Building A Legacy Through The Rotarian Four-Way Test

Rotary International

By John Trombley
The Village Business Institute

Today is a good time to think about the future if for no other reason than it’s where we will all live someday. And today I’d like to talk about the past, the present, and the future using the metaphor of a coin.

If the coin is our individual lives, let’s say that the “tail” side of the coin is the past and the “head” is the future. The “here and the now” (or present) is the edge of the coin which serves as a bridge between those two formidable sides. The possible metaphors here, though not endless, are at least intriguing and are probably best left for another day, but for now I would like to share a quick story about something from the “tail” side.

Back in the year 1900, an attorney by the name of Paul Harris was practicing law in Chicago when he met a fellow attorney, Bob Frank. Frank had developed several wonderful relationships with Chicago businessmen and enjoyed a camaraderie with them that can only exist among friends who have an honest, mutual respect, and concern for each other. For the next five years, an idea germinated in Paul Harris’ mind and heart until in 1905 the world’s first service organization was birthed among Chicago’s businessmen. It was called “Rotary” for lack of a better name, based on the practice of rotating the group’s meetings among their various offices.

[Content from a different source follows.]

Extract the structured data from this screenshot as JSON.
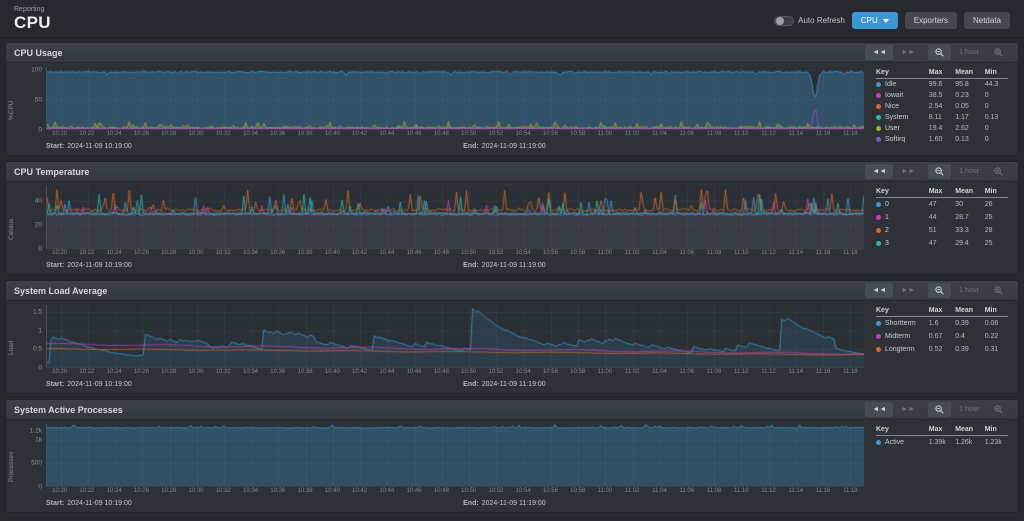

In 1932, Rotarian Herbert J. Taylor created The Four-Way Test, a code of ethics which was officially adopted by Rotary 11 years later, right in the middle of World War II. This code of ethics defined and embodied Rotary’s Core Values, and those values have served to create a powerful culture among the current 1.2 million members whose 34,000 different clubs serve over 200 nations today.

The Four-Way Test challenges Rotarians to think, say, and do things differently in answer to these four questions:

1. Is it the TRUTH?

2. Is it FAIR to all concerned?


4. Will it be BENEFICIAL to all concerned?

You don’t have to be a Rotarian to adopt and practice the Four-Way Test, nor do you have to be a businessperson. You don’t have to be an adult, you don’t have to have a degree, and you don’t have to be rich or famous, either. All you have to do is decide today the kind of legacy you want to leave for others who will follow after you.

Paul Harris had an idea and he shared it with a few other friends and acquaintances. From that seemingly small idea, a world-wide organization was spawned which has, for example, played a major role in the nearly complete eradication of polio world-wide.

I’ve often wondered since becoming a Rotarian 7-1/2 years ago (Editor’s note: This article was originally posted November 2012) what our world would be like if all of us, great and small alike, were to adopt Rotary’s Four-Way Test? What would our homes and families look like? What would our businesses and organizations look like? What would our cities look like? What would our politics look like? Indeed, what would the world look like?

It’s not rocket-science, but it is hard work to make daily decisions based on such high and enduring values. We may not always test out at 100%, but I have to believe that if we tried, we would all enjoy a great deal more satisfaction, success, and peace in our lives.

What kind of legacy would you like to leave? Today is a good time to think about the future.

John Trombley
John Trombley, The Village Business Institute

About the blogger
John E. Trombley, organization development consultant and training with The Village Business Insitute has a bachelor’s degree in Psychology from the University of Alaska, Anchorage, and a Master of Management degree from the University of Mary, Fargo. Prior to founding his own organization development company, John served as a Command Pilot, Squadron Commander, and senior staff officer in the USAF and Air National Guard—he retired as a Lieutenant Colonel with over 6,200 flying hours.

With over 14 years of experience in providing consulting services and training programs, Trombley has a passion for group process facilitation and corporate training in areas including leadership development, change management, leadership transition processes, managerial coaching, and personality assessment workshops. He is registered with the Supreme Court of the State of Minnesota as a Qualified Neutral mediator, is trained in Critical Incident Stress Management Group Crisis Intervention, and is certified in Internal Investigations by the Council on Education in Management.

For more information, contact The Village Business Institute at 1-800-627-8220 or

1 Response

  1. Whitney Corazza

    oo often, managers do all the talking in a feedback situation, something I like to call the dreaded Manager’s Monologue – and that is guaranteed to cause trouble. It is vital to engage the employee in open dialogue; to seek to understand their thought processes and reasons. If you don’t listen to them, you may not get a clear understanding as to why the employee is behaving in this manner (do they lack skills, knowledge, etc). You will also increase the likelihood that they will not listen to you…

    The latest content provided by our very own internet site

Comments are closed.